Your answer must be a word-for-word copy of the data.

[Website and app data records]
######
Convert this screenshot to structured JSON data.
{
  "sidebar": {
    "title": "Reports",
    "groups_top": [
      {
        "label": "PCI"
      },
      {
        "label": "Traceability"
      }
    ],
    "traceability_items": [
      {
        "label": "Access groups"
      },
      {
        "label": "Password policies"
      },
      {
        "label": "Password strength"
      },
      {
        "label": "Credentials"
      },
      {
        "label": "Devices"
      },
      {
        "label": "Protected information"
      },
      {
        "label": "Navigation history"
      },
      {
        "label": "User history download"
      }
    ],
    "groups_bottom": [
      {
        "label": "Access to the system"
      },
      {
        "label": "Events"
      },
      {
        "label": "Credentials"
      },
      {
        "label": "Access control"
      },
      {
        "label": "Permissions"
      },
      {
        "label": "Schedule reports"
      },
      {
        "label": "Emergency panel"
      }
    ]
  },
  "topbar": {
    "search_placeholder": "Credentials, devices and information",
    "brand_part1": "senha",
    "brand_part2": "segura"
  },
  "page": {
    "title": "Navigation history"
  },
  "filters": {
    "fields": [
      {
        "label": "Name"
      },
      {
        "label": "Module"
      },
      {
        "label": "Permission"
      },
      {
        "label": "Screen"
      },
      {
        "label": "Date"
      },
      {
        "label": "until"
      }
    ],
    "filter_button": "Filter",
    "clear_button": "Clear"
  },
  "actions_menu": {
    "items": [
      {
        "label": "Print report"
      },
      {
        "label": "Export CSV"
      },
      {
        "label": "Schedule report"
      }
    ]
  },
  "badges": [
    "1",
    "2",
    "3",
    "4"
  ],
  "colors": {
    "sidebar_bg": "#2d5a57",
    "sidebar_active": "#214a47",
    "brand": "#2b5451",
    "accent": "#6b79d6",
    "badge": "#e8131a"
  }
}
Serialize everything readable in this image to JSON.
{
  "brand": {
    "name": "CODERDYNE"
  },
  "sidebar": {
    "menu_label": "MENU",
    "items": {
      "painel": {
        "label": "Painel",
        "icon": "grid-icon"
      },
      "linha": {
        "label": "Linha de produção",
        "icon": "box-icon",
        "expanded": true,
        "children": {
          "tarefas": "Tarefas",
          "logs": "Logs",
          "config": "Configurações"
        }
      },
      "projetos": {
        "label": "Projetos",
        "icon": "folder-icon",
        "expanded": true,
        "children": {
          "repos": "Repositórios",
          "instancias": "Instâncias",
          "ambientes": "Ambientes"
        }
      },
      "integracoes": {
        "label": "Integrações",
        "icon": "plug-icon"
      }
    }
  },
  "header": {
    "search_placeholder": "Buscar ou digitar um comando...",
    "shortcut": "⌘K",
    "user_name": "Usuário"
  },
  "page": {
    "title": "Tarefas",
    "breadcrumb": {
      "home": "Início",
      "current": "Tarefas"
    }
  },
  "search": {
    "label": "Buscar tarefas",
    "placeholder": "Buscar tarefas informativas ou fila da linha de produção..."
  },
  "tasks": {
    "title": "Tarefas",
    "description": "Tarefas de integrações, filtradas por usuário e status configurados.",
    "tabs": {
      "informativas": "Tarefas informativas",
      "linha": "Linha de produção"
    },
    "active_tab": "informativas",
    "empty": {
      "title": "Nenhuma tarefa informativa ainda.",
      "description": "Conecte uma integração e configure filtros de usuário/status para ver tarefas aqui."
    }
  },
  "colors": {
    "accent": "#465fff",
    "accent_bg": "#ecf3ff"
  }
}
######
FINAL ANSWER:
Convert this screenshot to structured JSON data.
{
  "sidebar": {
    "title": "Reports",
    "groups_top": [
      {
        "label": "PCI"
      },
      {
        "label": "Traceability"
      }
    ],
    "traceability_items": [
      {
        "label": "Access groups"
      },
      {
        "label": "Password policies"
      },
      {
        "label": "Password strength"
      },
      {
        "label": "Credentials"
      },
      {
        "label": "Devices"
      },
      {
        "label": "Protected information"
      },
      {
        "label": "Navigation history"
      },
      {
        "label": "User history download"
      }
    ],
    "groups_bottom": [
      {
        "label": "Access to the system"
      },
      {
        "label": "Events"
      },
      {
        "label": "Credentials"
      },
      {
        "label": "Access control"
      },
      {
        "label": "Permissions"
      },
      {
        "label": "Schedule reports"
      },
      {
        "label": "Emergency panel"
      }
    ]
  },
  "topbar": {
    "search_placeholder": "Credentials, devices and information",
    "brand_part1": "senha",
    "brand_part2": "segura"
  },
  "page": {
    "title": "Navigation history"
  },
  "filters": {
    "fields": [
      {
        "label": "Name"
      },
      {
        "label": "Module"
      },
      {
        "label": "Permission"
      },
      {
        "label": "Screen"
      },
      {
        "label": "Date"
      },
      {
        "label": "until"
      }
    ],
    "filter_button": "Filter",
    "clear_button": "Clear"
  },
  "actions_menu": {
    "items": [
      {
        "label": "Print report"
      },
      {
        "label": "Export CSV"
      },
      {
        "label": "Schedule report"
      }
    ]
  },
  "badges": [
    "1",
    "2",
    "3",
    "4"
  ],
  "colors": {
    "sidebar_bg": "#2d5a57",
    "sidebar_active": "#214a47",
    "brand": "#2b5451",
    "accent": "#6b79d6",
    "badge": "#e8131a"
  }
}
Serialize everything readable in this image to JSON.
{
  "brand": {
    "name": "CODERDYNE"
  },
  "sidebar": {
    "menu_label": "MENU",
    "items": {
      "painel": {
        "label": "Painel",
        "icon": "grid-icon"
      },
      "linha": {
        "label": "Linha de produção",
        "icon": "box-icon",
        "expanded": true,
        "children": {
          "tarefas": "Tarefas",
          "logs": "Logs",
          "config": "Configurações"
        }
      },
      "projetos": {
        "label": "Projetos",
        "icon": "folder-icon",
        "expanded": true,
        "children": {
          "repos": "Repositórios",
          "instancias": "Instâncias",
          "ambientes": "Ambientes"
        }
      },
      "integracoes": {
        "label": "Integrações",
        "icon": "plug-icon"
      }
    }
  },
  "header": {
    "search_placeholder": "Buscar ou digitar um comando...",
    "shortcut": "⌘K",
    "user_name": "Usuário"
  },
  "page": {
    "title": "Tarefas",
    "breadcrumb": {
      "home": "Início",
      "current": "Tarefas"
    }
  },
  "search": {
    "label": "Buscar tarefas",
    "placeholder": "Buscar tarefas informativas ou fila da linha de produção..."
  },
  "tasks": {
    "title": "Tarefas",
    "description": "Tarefas de integrações, filtradas por usuário e status configurados.",
    "tabs": {
      "informativas": "Tarefas informativas",
      "linha": "Linha de produção"
    },
    "active_tab": "informativas",
    "empty": {
      "title": "Nenhuma tarefa informativa ainda.",
      "description": "Conecte uma integração e configure filtros de usuário/status para ver tarefas aqui."
    }
  },
  "colors": {
    "accent": "#465fff",
    "accent_bg": "#ecf3ff"
  }
}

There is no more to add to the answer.